-- What the task asks --
The output should contain the listing word for word and no pictures.
------ Records for the task ------
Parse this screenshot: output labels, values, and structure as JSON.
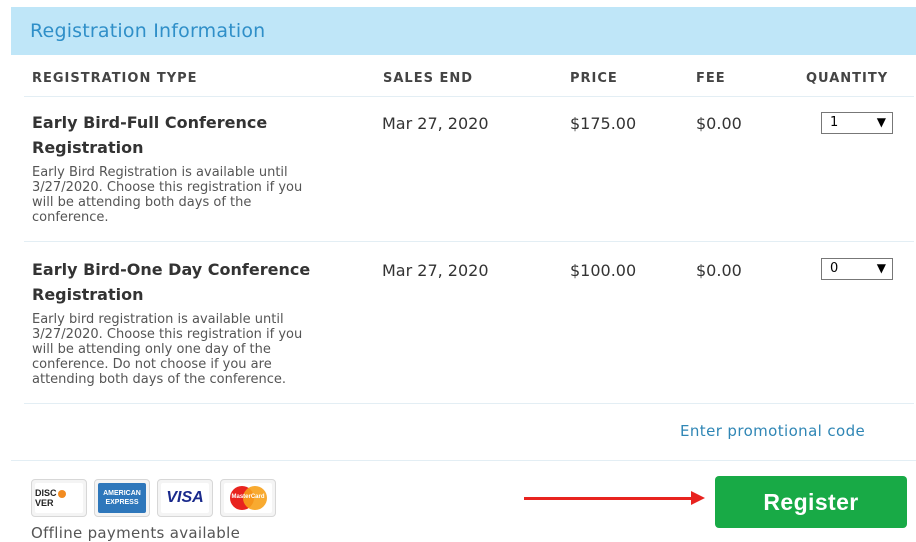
{
  "header": {
    "title": "Registration Information"
  },
  "table": {
    "columns": [
      "REGISTRATION TYPE",
      "SALES END",
      "PRICE",
      "FEE",
      "QUANTITY"
    ],
    "rows": [
      {
        "title_line1": "Early Bird-Full Conference",
        "title_line2": "Registration",
        "description": "Early Bird Registration is available until\n3/27/2020.  Choose this registration if you\nwill be attending both days of the\nconference.",
        "sales_end": "Mar 27, 2020",
        "price": "$175.00",
        "fee": "$0.00",
        "quantity": "1"
      },
      {
        "title_line1": "Early Bird-One Day Conference",
        "title_line2": "Registration",
        "description": "Early bird registration is available until\n3/27/2020. Choose this registration if you\nwill be attending only one day of the\nconference. Do not choose if you are\nattending both days of the conference.",
        "sales_end": "Mar 27, 2020",
        "price": "$100.00",
        "fee": "$0.00",
        "quantity": "0"
      }
    ]
  },
  "promo_link": "Enter promotional code",
  "payment": {
    "cards": [
      {
        "icon": "discover-card-icon",
        "label": "DISC",
        "label2": "VER"
      },
      {
        "icon": "amex-card-icon",
        "label": "AMERICAN",
        "label2": "EXPRESS"
      },
      {
        "icon": "visa-card-icon",
        "label": "VISA"
      },
      {
        "icon": "mastercard-card-icon",
        "label": "MasterCard"
      }
    ],
    "offline_text": "Offline payments available"
  },
  "register_button": "Register",
  "colors": {
    "header_bg": "#bfe6f8",
    "header_text": "#2f8fc8",
    "link": "#2f86b5",
    "register_bg": "#18aa46",
    "arrow": "#e8231f"
  }
}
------
-- Answer to the exercise --
Parse this screenshot: output labels, values, and structure as JSON.
{
  "header": {
    "title": "Registration Information"
  },
  "table": {
    "columns": [
      "REGISTRATION TYPE",
      "SALES END",
      "PRICE",
      "FEE",
      "QUANTITY"
    ],
    "rows": [
      {
        "title_line1": "Early Bird-Full Conference",
        "title_line2": "Registration",
        "description": "Early Bird Registration is available until\n3/27/2020.  Choose this registration if you\nwill be attending both days of the\nconference.",
        "sales_end": "Mar 27, 2020",
        "price": "$175.00",
        "fee": "$0.00",
        "quantity": "1"
      },
      {
        "title_line1": "Early Bird-One Day Conference",
        "title_line2": "Registration",
        "description": "Early bird registration is available until\n3/27/2020. Choose this registration if you\nwill be attending only one day of the\nconference. Do not choose if you are\nattending both days of the conference.",
        "sales_end": "Mar 27, 2020",
        "price": "$100.00",
        "fee": "$0.00",
        "quantity": "0"
      }
    ]
  },
  "promo_link": "Enter promotional code",
  "payment": {
    "cards": [
      {
        "icon": "discover-card-icon",
        "label": "DISC",
        "label2": "VER"
      },
      {
        "icon": "amex-card-icon",
        "label": "AMERICAN",
        "label2": "EXPRESS"
      },
      {
        "icon": "visa-card-icon",
        "label": "VISA"
      },
      {
        "icon": "mastercard-card-icon",
        "label": "MasterCard"
      }
    ],
    "offline_text": "Offline payments available"
  },
  "register_button": "Register",
  "colors": {
    "header_bg": "#bfe6f8",
    "header_text": "#2f8fc8",
    "link": "#2f86b5",
    "register_bg": "#18aa46",
    "arrow": "#e8231f"
  }
}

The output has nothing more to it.